### Exercise details
Every line of the material below that holds the string "Bogotá" should be copied.

### Exercise input

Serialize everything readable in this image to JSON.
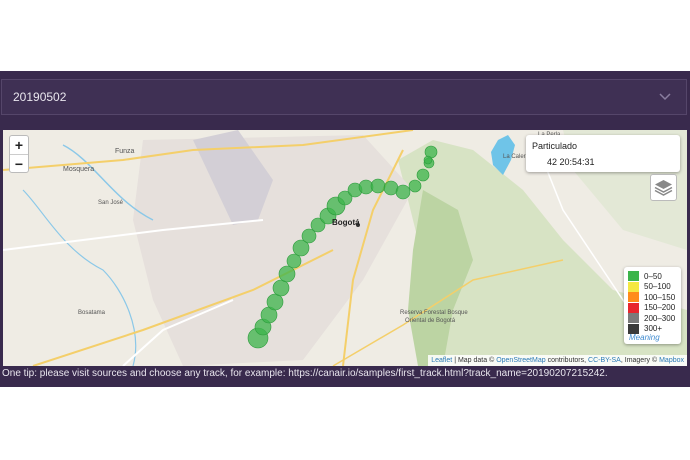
{
  "date_select": {
    "value": "20190502"
  },
  "map": {
    "zoom_in": "+",
    "zoom_out": "−",
    "popup": {
      "title": "Particulado",
      "value": "42 20:54:31"
    },
    "place_labels": {
      "city": "Bogotá",
      "funza": "Funza",
      "mosquera": "Mosquera",
      "reserve_1": "Reserva Forestal Bosque",
      "reserve_2": "Oriental de Bogotá",
      "calera": "La Calera",
      "sanjose": "San José",
      "bosatama": "Bosatama",
      "laperla": "La Perla"
    },
    "legend": {
      "items": [
        {
          "label": "0–50",
          "color": "#3cb44b"
        },
        {
          "label": "50–100",
          "color": "#f4e842"
        },
        {
          "label": "100–150",
          "color": "#ff8c1a"
        },
        {
          "label": "150–200",
          "color": "#e8262d"
        },
        {
          "label": "200–300",
          "color": "#7a7a7a"
        },
        {
          "label": "300+",
          "color": "#3a3a3a"
        }
      ],
      "meaning": "Meaning"
    },
    "attribution": {
      "leaflet": "Leaflet",
      "sep1": " | Map data © ",
      "osm": "OpenStreetMap",
      "contrib": " contributors, ",
      "ccbysa": "CC-BY-SA",
      "imagery": ", Imagery © ",
      "mapbox": "Mapbox"
    }
  },
  "tip": "One tip: please visit sources and choose any track, for example: https://canair.io/samples/first_track.html?track_name=20190207215242."
}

### Output
      "city": "Bogotá",
      "reserve_2": "Oriental de Bogotá",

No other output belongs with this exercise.